> _Task material_
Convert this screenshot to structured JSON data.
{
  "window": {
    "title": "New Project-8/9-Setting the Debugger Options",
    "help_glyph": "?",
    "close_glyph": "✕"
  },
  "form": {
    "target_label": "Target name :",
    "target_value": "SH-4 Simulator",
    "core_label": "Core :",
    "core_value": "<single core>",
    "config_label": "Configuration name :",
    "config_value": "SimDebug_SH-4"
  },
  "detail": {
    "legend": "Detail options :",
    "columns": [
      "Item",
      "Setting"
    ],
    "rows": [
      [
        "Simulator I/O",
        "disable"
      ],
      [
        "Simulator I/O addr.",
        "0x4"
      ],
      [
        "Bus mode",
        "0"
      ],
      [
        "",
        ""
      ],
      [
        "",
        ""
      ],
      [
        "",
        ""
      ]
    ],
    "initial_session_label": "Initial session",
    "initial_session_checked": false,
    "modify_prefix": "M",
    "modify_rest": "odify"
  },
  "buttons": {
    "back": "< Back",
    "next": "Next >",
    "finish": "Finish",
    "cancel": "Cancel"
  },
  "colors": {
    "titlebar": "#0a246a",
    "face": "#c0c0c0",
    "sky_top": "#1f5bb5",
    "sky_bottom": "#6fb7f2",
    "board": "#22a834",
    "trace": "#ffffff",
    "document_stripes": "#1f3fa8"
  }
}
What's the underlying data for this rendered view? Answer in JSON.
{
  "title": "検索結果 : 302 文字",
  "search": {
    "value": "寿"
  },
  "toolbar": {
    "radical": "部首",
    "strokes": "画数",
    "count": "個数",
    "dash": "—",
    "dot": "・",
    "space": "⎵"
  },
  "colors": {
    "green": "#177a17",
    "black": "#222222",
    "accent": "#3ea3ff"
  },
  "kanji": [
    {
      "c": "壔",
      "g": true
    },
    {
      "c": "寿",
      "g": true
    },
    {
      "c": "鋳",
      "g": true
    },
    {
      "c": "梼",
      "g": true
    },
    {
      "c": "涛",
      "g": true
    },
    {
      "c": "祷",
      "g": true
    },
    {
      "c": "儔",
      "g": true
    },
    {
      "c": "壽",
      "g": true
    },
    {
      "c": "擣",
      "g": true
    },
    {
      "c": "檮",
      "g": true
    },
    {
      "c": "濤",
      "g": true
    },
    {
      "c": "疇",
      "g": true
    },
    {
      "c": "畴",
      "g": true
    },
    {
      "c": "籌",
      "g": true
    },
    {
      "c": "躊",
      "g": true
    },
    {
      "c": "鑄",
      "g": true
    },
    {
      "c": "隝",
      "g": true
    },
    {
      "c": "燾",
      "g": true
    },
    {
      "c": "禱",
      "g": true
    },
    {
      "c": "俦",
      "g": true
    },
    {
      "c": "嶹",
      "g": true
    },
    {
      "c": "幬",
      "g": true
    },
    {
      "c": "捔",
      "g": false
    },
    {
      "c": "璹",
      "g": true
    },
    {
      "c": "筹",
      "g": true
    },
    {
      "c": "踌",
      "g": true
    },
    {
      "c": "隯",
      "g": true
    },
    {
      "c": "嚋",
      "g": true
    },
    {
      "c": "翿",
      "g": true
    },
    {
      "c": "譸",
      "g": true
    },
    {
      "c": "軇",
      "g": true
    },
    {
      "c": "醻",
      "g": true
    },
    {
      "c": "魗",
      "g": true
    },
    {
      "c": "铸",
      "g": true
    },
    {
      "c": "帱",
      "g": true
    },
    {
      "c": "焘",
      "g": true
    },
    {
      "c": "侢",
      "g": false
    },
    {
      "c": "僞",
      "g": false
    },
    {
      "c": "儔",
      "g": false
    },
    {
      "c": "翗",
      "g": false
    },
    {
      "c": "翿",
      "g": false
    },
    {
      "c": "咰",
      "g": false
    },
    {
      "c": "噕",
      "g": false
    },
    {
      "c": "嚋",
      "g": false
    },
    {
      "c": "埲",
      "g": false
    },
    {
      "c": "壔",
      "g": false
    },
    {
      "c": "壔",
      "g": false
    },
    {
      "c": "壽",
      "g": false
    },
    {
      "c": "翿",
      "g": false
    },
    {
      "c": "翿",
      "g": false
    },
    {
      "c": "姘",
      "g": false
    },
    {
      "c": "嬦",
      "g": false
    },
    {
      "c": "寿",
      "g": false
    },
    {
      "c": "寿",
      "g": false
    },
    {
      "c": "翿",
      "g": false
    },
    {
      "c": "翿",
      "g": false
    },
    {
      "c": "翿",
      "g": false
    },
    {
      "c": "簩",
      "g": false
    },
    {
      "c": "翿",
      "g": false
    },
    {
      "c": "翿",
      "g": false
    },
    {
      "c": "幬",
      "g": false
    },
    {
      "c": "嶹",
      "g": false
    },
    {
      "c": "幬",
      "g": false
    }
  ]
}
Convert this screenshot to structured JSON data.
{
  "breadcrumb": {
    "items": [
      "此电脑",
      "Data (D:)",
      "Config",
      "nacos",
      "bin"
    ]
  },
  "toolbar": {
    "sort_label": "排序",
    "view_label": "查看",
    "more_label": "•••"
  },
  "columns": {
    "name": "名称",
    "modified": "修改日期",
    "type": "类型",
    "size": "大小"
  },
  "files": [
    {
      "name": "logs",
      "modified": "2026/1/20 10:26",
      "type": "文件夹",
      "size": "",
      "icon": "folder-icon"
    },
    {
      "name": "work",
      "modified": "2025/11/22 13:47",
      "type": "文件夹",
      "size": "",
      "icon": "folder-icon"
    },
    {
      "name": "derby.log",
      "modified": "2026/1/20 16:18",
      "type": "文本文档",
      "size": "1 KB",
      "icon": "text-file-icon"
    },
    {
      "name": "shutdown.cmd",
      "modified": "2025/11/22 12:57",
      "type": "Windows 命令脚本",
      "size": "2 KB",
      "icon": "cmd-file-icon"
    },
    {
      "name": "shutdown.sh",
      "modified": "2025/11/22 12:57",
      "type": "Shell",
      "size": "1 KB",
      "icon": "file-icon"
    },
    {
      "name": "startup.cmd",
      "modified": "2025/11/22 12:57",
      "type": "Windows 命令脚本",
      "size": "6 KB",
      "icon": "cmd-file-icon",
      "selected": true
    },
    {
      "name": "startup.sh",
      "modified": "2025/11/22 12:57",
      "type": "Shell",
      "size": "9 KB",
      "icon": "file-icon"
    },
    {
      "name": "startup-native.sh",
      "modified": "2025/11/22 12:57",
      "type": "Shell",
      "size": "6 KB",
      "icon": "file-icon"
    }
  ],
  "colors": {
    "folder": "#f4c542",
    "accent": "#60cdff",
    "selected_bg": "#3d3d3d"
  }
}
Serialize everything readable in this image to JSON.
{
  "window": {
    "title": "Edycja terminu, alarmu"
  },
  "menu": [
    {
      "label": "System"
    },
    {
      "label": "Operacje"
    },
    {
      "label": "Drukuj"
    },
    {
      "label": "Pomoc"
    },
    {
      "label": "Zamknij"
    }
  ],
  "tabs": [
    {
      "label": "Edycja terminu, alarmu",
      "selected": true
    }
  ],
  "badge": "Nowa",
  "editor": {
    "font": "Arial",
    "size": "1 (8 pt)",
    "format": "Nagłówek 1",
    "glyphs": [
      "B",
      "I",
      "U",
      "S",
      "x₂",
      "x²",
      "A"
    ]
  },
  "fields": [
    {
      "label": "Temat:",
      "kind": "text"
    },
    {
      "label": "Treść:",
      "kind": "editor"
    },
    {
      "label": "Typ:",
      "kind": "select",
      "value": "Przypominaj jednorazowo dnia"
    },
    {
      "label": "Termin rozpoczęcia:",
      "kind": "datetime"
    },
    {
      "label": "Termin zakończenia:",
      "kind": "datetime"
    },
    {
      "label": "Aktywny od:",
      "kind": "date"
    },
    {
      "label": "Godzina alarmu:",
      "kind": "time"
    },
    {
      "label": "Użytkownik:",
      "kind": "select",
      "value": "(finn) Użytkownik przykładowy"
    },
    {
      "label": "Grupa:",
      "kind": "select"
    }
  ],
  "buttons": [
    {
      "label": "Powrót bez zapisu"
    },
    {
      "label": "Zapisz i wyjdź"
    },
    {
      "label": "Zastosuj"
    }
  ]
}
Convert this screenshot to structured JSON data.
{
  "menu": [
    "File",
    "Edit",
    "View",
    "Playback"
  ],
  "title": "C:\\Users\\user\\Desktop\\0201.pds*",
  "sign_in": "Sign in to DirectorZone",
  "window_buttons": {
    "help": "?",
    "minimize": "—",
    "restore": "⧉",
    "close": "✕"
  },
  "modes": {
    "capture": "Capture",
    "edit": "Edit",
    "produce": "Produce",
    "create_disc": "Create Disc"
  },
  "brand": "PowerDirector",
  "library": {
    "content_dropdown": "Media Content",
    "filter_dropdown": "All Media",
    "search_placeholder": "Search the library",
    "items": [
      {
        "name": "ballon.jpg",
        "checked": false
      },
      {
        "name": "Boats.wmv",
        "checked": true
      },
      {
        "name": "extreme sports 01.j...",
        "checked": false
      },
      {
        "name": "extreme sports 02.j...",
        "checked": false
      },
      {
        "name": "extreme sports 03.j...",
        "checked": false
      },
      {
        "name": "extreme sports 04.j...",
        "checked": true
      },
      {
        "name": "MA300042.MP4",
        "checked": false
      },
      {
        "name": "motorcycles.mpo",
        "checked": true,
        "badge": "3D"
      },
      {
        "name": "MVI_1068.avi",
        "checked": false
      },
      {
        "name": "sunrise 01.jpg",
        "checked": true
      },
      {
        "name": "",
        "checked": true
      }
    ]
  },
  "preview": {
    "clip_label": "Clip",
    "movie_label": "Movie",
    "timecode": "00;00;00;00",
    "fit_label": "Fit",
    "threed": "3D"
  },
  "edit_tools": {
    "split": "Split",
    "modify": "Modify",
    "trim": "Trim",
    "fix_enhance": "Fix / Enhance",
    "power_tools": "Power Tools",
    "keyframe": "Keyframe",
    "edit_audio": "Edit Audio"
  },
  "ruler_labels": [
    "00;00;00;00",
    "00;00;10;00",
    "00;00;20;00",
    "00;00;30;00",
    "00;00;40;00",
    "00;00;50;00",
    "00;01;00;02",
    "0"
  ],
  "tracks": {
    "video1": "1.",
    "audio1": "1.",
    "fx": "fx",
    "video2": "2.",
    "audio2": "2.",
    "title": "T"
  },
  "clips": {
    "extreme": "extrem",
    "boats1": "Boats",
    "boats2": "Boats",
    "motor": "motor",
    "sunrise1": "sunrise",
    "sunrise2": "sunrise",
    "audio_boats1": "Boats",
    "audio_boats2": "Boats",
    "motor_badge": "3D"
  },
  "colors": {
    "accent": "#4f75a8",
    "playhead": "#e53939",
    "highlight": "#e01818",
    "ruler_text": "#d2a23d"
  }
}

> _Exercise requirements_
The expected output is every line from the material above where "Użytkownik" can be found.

> _Expected answer_
      "label": "Użytkownik:",
      "value": "(finn) Użytkownik przykładowy"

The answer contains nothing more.